- the queue containing the maximum number of pedestrians.
Closest queue (strict)
- the queue that is closest to the service, no matter whether it is empty or not.
Closest not empty queue -
the non-empty queue that is closest to the service.
Next queue (round robin) - the queues are selected sequentially in circular order.
Priority queue - the queue with the highest priority is selected (according to the expression provided in the Queue priority field below),
queue - the queue is returned by the expression specified in the Queue field below.

Queue priority – [Visible if Serve pedestrians from is set to Priority queue] Here you can enter Java expression that returns the queue priority. The greater value corresponds to the higher priority. The expression is dynamically reevaluated for each nonempty queue. Based on the results of recalculations the queue with the highest priority will be chosen. You can refer to the service's queues in the expression using the local variable queue.

Queue – [Visible if Serve pedestrians from is set to Other] Here you can enter Java expression that returns the selected queue. Typically you place the call of your custom Java function here. The service point that has just become vacant and is currently selecting the queue is available here as serviceUnit.


Waiting area for groups – Selecting this option you will create the area that will act as the waiting area for pedestrian group members. Inside this area the members of pedestrian group will wait while the leader of their group is serviced at this service (you should do this only if the Group behavior in service is Only one group member is serviced, others wait in a waiting area).

Group behavior – [Visible if Service type is Just delay] When passing through a service, a group of pedestrians may behave differently. You can choose one of three alternative behavior modes (All group members are serviced individually, Only one group member is serviced, others wait in a queue, or Only one group member is serviced, others wait in a waiting area).
Since the behavior may depend on the role of the particular group (guided group of tourists, family, group of friends), you may want to define it once for the group to avoid setting severkla times in different service shapes. In this case you define the behavior mode in the object creating this group (it can be PedSource, PedEnter, or PedGroupAssemble).
If this particular group of services should follow the same rules you have defined for the group, just choose here Depands on the settings of each incoming group.
If this block defines the service where the pedestrian groups behave in a different way, choose here The same for all groups and define this behavior using the parameter below.

The behavior – Here you can choose how groups of pedestrians behave while passing through this service. There are three alternative behaviors:
All group members are serviced individually - Each member of the group should be serviced individually.
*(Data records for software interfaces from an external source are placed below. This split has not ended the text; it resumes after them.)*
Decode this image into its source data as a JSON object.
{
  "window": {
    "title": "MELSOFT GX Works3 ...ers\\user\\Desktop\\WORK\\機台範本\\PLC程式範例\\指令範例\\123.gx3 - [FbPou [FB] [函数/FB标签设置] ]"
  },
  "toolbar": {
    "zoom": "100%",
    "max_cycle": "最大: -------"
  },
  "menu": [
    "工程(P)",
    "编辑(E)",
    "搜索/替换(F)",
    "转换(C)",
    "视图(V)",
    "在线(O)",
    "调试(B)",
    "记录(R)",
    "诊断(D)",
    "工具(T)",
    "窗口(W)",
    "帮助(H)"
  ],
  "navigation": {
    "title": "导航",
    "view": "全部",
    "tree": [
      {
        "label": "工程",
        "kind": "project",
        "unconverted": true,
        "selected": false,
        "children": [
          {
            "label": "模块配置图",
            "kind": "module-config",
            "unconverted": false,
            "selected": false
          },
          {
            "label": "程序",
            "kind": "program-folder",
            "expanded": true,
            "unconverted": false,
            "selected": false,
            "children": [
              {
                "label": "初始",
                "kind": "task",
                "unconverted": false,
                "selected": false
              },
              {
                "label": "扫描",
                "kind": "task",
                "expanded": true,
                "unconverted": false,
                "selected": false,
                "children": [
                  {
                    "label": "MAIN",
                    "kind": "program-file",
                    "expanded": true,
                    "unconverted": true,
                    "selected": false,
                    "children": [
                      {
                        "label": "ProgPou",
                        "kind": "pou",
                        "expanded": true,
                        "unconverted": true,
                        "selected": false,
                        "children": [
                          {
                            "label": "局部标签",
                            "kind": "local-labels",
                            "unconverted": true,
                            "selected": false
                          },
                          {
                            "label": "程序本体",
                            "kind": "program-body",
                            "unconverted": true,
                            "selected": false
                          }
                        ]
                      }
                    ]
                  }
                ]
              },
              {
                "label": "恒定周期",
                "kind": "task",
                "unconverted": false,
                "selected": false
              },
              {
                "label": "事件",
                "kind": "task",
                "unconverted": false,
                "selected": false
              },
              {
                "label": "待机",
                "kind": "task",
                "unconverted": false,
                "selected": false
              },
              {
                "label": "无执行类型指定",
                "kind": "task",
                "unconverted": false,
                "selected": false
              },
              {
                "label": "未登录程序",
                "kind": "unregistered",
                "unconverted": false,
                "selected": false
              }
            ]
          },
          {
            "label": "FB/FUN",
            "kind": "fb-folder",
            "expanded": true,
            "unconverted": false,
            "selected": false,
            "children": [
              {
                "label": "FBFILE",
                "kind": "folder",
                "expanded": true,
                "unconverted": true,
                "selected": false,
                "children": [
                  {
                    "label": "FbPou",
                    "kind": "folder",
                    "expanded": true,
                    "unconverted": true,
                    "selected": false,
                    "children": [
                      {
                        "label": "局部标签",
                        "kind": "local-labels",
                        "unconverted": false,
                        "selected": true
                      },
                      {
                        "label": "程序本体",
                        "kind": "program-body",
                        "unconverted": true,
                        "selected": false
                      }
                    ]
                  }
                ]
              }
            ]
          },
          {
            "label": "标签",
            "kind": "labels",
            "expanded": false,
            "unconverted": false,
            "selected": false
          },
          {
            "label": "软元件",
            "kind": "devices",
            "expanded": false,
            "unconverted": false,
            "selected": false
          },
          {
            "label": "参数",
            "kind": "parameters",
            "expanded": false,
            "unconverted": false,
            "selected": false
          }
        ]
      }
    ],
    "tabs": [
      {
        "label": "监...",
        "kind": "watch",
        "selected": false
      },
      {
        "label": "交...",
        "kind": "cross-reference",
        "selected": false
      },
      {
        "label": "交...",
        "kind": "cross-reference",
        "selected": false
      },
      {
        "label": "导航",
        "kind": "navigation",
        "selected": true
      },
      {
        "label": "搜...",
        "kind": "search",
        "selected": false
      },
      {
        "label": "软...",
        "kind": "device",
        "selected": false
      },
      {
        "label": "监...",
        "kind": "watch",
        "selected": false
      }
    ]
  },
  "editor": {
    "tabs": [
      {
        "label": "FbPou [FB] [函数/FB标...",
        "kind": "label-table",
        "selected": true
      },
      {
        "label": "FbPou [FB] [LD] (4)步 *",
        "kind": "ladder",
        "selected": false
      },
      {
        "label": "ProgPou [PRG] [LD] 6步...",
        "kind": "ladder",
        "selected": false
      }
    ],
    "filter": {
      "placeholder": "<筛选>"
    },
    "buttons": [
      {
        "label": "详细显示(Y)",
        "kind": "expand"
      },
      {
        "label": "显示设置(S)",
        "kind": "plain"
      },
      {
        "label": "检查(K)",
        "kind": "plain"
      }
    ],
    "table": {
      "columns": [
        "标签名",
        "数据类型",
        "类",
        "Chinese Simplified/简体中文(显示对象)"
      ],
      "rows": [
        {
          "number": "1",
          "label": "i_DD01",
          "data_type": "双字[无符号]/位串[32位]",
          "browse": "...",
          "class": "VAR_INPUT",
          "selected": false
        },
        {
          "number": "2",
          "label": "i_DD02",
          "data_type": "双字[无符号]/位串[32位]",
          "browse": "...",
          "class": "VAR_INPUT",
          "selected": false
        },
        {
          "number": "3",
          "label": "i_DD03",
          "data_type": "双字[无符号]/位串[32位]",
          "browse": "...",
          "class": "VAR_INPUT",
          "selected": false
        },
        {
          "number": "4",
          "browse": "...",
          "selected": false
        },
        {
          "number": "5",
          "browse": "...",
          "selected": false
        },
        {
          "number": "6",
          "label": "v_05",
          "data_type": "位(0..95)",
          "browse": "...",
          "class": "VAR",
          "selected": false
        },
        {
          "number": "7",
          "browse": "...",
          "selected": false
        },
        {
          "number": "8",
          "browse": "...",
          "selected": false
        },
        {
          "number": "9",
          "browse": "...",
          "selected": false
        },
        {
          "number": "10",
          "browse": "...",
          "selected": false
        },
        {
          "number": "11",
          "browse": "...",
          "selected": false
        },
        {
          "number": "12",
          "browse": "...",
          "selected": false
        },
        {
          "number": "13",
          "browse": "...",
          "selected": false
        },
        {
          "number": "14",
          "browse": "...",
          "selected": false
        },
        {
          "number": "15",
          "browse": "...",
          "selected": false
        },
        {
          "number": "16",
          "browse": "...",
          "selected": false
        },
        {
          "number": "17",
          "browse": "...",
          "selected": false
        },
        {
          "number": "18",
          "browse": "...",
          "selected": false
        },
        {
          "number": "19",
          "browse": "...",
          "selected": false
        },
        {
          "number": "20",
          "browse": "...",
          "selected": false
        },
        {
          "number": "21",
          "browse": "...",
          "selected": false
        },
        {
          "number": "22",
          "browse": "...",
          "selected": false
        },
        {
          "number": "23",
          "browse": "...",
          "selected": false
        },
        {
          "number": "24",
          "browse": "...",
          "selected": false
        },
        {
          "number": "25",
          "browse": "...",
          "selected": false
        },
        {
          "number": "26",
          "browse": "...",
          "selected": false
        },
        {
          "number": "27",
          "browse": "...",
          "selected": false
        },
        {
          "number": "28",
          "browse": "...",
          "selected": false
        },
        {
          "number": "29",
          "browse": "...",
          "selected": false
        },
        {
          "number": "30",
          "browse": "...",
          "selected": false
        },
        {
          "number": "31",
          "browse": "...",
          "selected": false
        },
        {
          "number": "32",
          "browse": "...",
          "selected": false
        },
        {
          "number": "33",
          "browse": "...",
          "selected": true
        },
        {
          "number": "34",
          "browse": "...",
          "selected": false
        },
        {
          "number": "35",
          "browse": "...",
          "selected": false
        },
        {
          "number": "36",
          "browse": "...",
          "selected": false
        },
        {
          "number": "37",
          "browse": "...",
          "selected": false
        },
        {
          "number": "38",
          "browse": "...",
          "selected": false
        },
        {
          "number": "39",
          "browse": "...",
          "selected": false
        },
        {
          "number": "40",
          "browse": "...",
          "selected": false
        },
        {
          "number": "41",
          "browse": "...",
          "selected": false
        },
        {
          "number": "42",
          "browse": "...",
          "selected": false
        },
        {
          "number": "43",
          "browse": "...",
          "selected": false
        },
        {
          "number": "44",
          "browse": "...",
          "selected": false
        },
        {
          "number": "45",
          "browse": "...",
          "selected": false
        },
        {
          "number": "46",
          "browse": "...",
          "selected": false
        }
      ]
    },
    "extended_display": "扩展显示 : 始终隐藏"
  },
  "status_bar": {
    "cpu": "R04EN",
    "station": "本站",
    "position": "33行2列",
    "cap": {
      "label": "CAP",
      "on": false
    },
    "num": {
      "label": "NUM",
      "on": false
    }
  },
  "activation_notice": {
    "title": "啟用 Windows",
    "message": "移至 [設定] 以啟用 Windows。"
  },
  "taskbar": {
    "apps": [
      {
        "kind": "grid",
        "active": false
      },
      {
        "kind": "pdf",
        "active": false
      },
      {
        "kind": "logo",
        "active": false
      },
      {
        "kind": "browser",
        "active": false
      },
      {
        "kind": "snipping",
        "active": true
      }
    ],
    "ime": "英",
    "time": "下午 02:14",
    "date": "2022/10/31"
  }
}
The example: turnstiles.
Only one member is serviced, others wait in a queue - The example: a family buying cinema tickets at the counter. All the family members wait in a queue to choose the seats together, but only one of them - the head of the family pays and gets serviced.
Only one member is serviced, others wait in a waiting area - The example: a tourist group buying museum tickets. The tourists do not wait in the queue, they just wait for their tour guide to buy the tickets for the whole group. To draw the waiting area for this case, select the Waiting area for groups option above and adjust the created area in the graphical editor.


Service color – Color of service shape(s).

Queue color – Color of queue shape(s).

Reverse queue color – Color of reverse queue shape(s).


Show in - Here you can choose whether you want the shape to be shown both In 2D and 3D animation, or in 2D only, or in 3D only.

Show name – If selected, the shape's name is displayed in the graphical editor.

Servicing groups of pedestrians

When passing through services with lines, a group of pedestrians may behave differently. 

The behaviors are:

You can choose one of three alternative behavior modes in the flowchart block that creates pedestrian groups (it can be PedSource, PedEnter, or PedGroupAssemble), and even change the group servicing settings in the properties of some specific service with lines (Grouping property section).

Demo model: Group Behavior in Services